(Data provided begins)
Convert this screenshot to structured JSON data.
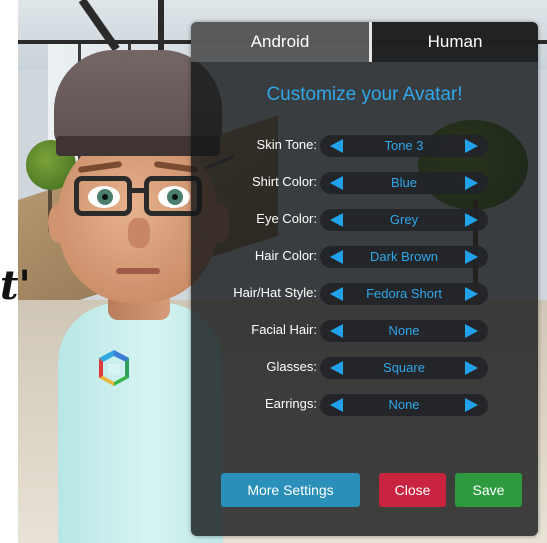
{
  "edge_glyph": "t'",
  "tabs": [
    {
      "label": "Android",
      "active": false
    },
    {
      "label": "Human",
      "active": true
    }
  ],
  "title": "Customize your Avatar!",
  "options": [
    {
      "label": "Skin Tone:",
      "value": "Tone 3"
    },
    {
      "label": "Shirt Color:",
      "value": "Blue"
    },
    {
      "label": "Eye Color:",
      "value": "Grey"
    },
    {
      "label": "Hair Color:",
      "value": "Dark Brown"
    },
    {
      "label": "Hair/Hat Style:",
      "value": "Fedora Short"
    },
    {
      "label": "Facial Hair:",
      "value": "None"
    },
    {
      "label": "Glasses:",
      "value": "Square"
    },
    {
      "label": "Earrings:",
      "value": "None"
    }
  ],
  "buttons": {
    "more_settings": "More Settings",
    "close": "Close",
    "save": "Save"
  },
  "colors": {
    "accent": "#2ea8ea",
    "close": "#c8243f",
    "save": "#2d9a40",
    "more": "#2a8fb9"
  },
  "icons": {
    "prev": "left-arrow-icon",
    "next": "right-arrow-icon",
    "shirt_logo": "cube-logo-icon"
  }
}
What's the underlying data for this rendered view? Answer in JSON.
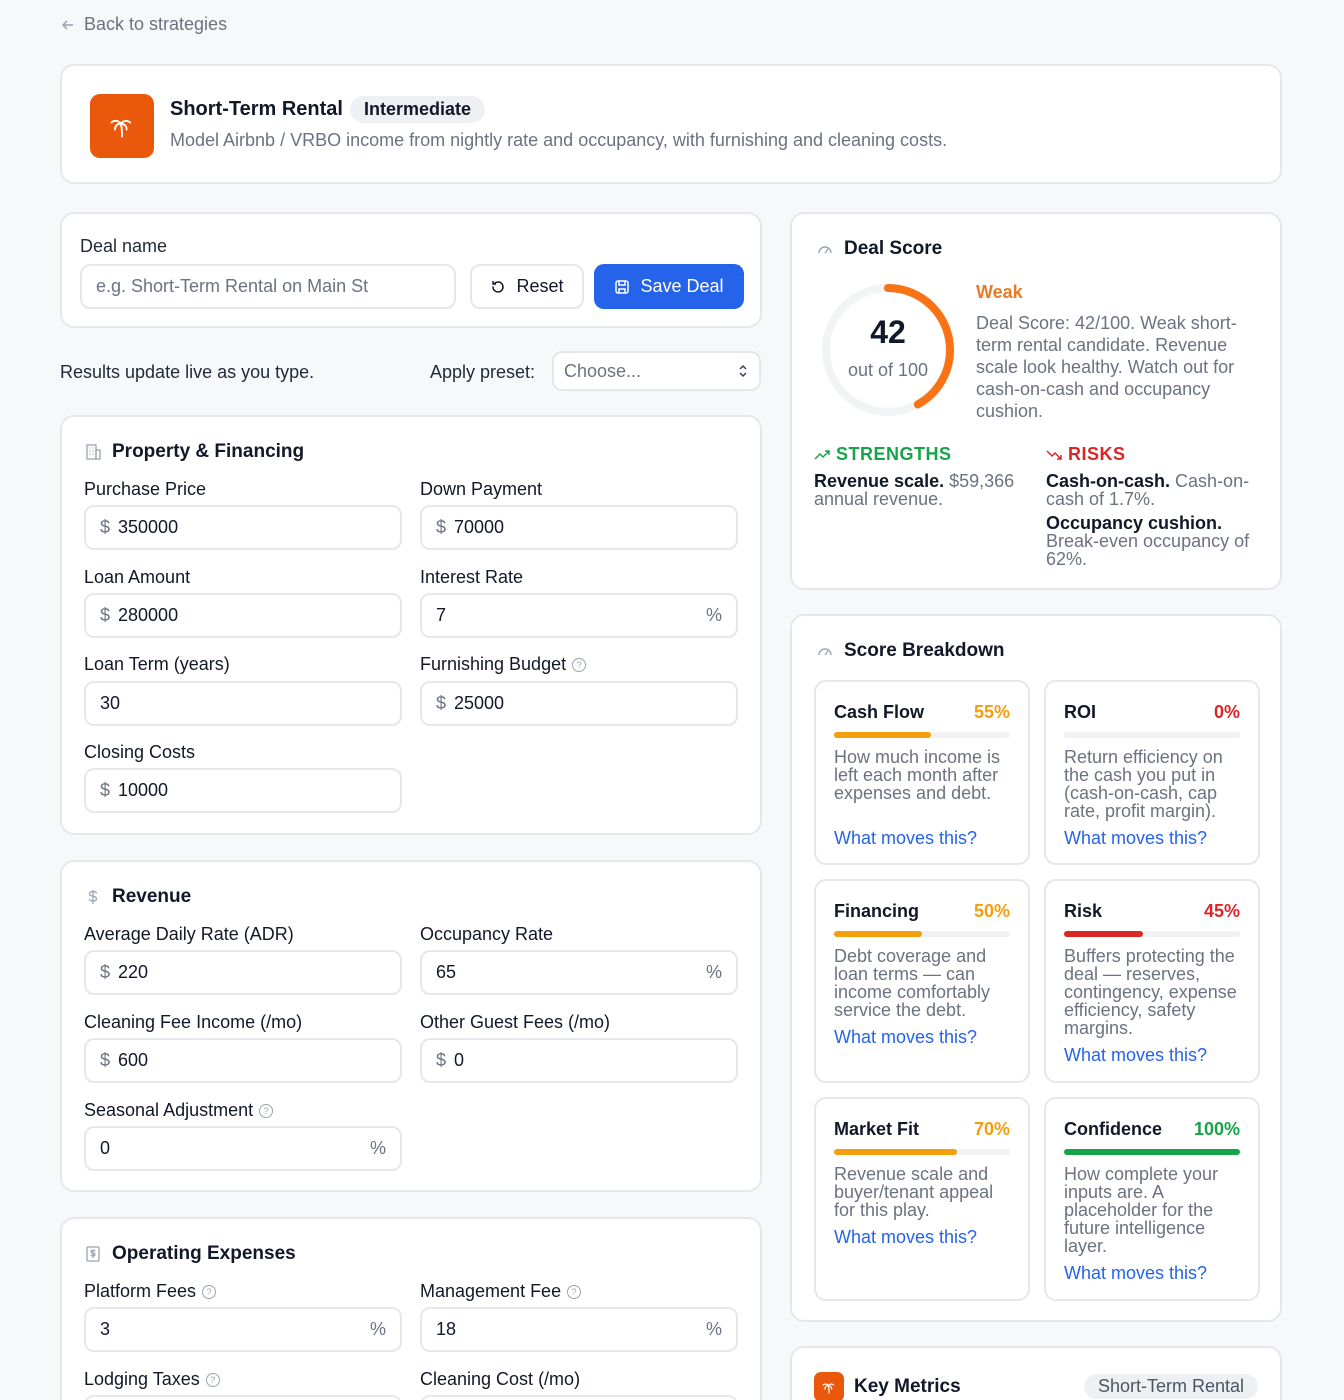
{
  "nav": {
    "back_label": "Back to strategies"
  },
  "strategy": {
    "title": "Short-Term Rental",
    "level": "Intermediate",
    "description": "Model Airbnb / VRBO income from nightly rate and occupancy, with furnishing and cleaning costs.",
    "icon": "palm-tree-icon",
    "accent": "#ea580c"
  },
  "deal": {
    "name_label": "Deal name",
    "name_placeholder": "e.g. Short-Term Rental on Main St",
    "reset_label": "Reset",
    "save_label": "Save Deal"
  },
  "live_note": "Results update live as you type.",
  "preset": {
    "label": "Apply preset:",
    "value": "Choose..."
  },
  "property": {
    "title": "Property & Financing",
    "purchase_price": {
      "label": "Purchase Price",
      "prefix": "$",
      "value": "350000"
    },
    "down_payment": {
      "label": "Down Payment",
      "prefix": "$",
      "value": "70000"
    },
    "loan_amount": {
      "label": "Loan Amount",
      "prefix": "$",
      "value": "280000"
    },
    "interest_rate": {
      "label": "Interest Rate",
      "value": "7",
      "suffix": "%"
    },
    "loan_term": {
      "label": "Loan Term (years)",
      "value": "30"
    },
    "furnishing_budget": {
      "label": "Furnishing Budget",
      "prefix": "$",
      "value": "25000"
    },
    "closing_costs": {
      "label": "Closing Costs",
      "prefix": "$",
      "value": "10000"
    }
  },
  "revenue": {
    "title": "Revenue",
    "adr": {
      "label": "Average Daily Rate (ADR)",
      "prefix": "$",
      "value": "220"
    },
    "occupancy": {
      "label": "Occupancy Rate",
      "value": "65",
      "suffix": "%"
    },
    "cleaning_fee_income": {
      "label": "Cleaning Fee Income (/mo)",
      "prefix": "$",
      "value": "600"
    },
    "other_guest_fees": {
      "label": "Other Guest Fees (/mo)",
      "prefix": "$",
      "value": "0"
    },
    "seasonal_adjustment": {
      "label": "Seasonal Adjustment",
      "value": "0",
      "suffix": "%"
    }
  },
  "expenses": {
    "title": "Operating Expenses",
    "platform_fees": {
      "label": "Platform Fees",
      "value": "3",
      "suffix": "%"
    },
    "management_fee": {
      "label": "Management Fee",
      "value": "18",
      "suffix": "%"
    },
    "lodging_taxes": {
      "label": "Lodging Taxes"
    },
    "cleaning_cost": {
      "label": "Cleaning Cost (/mo)"
    }
  },
  "deal_score": {
    "title": "Deal Score",
    "score": 42,
    "max": 100,
    "score_label": "42",
    "out_of": "out of 100",
    "verdict": "Weak",
    "summary": "Deal Score: 42/100. Weak short-term rental candidate. Revenue scale look healthy. Watch out for cash-on-cash and occupancy cushion.",
    "strengths_label": "STRENGTHS",
    "risks_label": "RISKS",
    "strengths": [
      {
        "title": "Revenue scale.",
        "text": "$59,366 annual revenue."
      }
    ],
    "risks": [
      {
        "title": "Cash-on-cash.",
        "text": "Cash-on-cash of 1.7%."
      },
      {
        "title": "Occupancy cushion.",
        "text": "Break-even occupancy of 62%."
      }
    ]
  },
  "breakdown": {
    "title": "Score Breakdown",
    "link_label": "What moves this?",
    "items": [
      {
        "name": "Cash Flow",
        "pct_label": "55%",
        "pct": 55,
        "color": "#f59e0b",
        "desc": "How much income is left each month after expenses and debt."
      },
      {
        "name": "ROI",
        "pct_label": "0%",
        "pct": 0,
        "color": "#dc2626",
        "desc": "Return efficiency on the cash you put in (cash-on-cash, cap rate, profit margin)."
      },
      {
        "name": "Financing",
        "pct_label": "50%",
        "pct": 50,
        "color": "#f59e0b",
        "desc": "Debt coverage and loan terms — can income comfortably service the debt."
      },
      {
        "name": "Risk",
        "pct_label": "45%",
        "pct": 45,
        "color": "#dc2626",
        "desc": "Buffers protecting the deal — reserves, contingency, expense efficiency, safety margins."
      },
      {
        "name": "Market Fit",
        "pct_label": "70%",
        "pct": 70,
        "color": "#f59e0b",
        "desc": "Revenue scale and buyer/tenant appeal for this play."
      },
      {
        "name": "Confidence",
        "pct_label": "100%",
        "pct": 100,
        "color": "#16a34a",
        "desc": "How complete your inputs are. A placeholder for the future intelligence layer."
      }
    ]
  },
  "key_metrics": {
    "title": "Key Metrics",
    "badge": "Short-Term Rental"
  },
  "colors": {
    "primary": "#2563eb",
    "success": "#16a34a",
    "danger": "#dc2626",
    "warning": "#f59e0b",
    "orange": "#ea580c"
  }
}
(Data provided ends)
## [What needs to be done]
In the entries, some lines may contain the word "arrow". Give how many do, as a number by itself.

## [Output]
2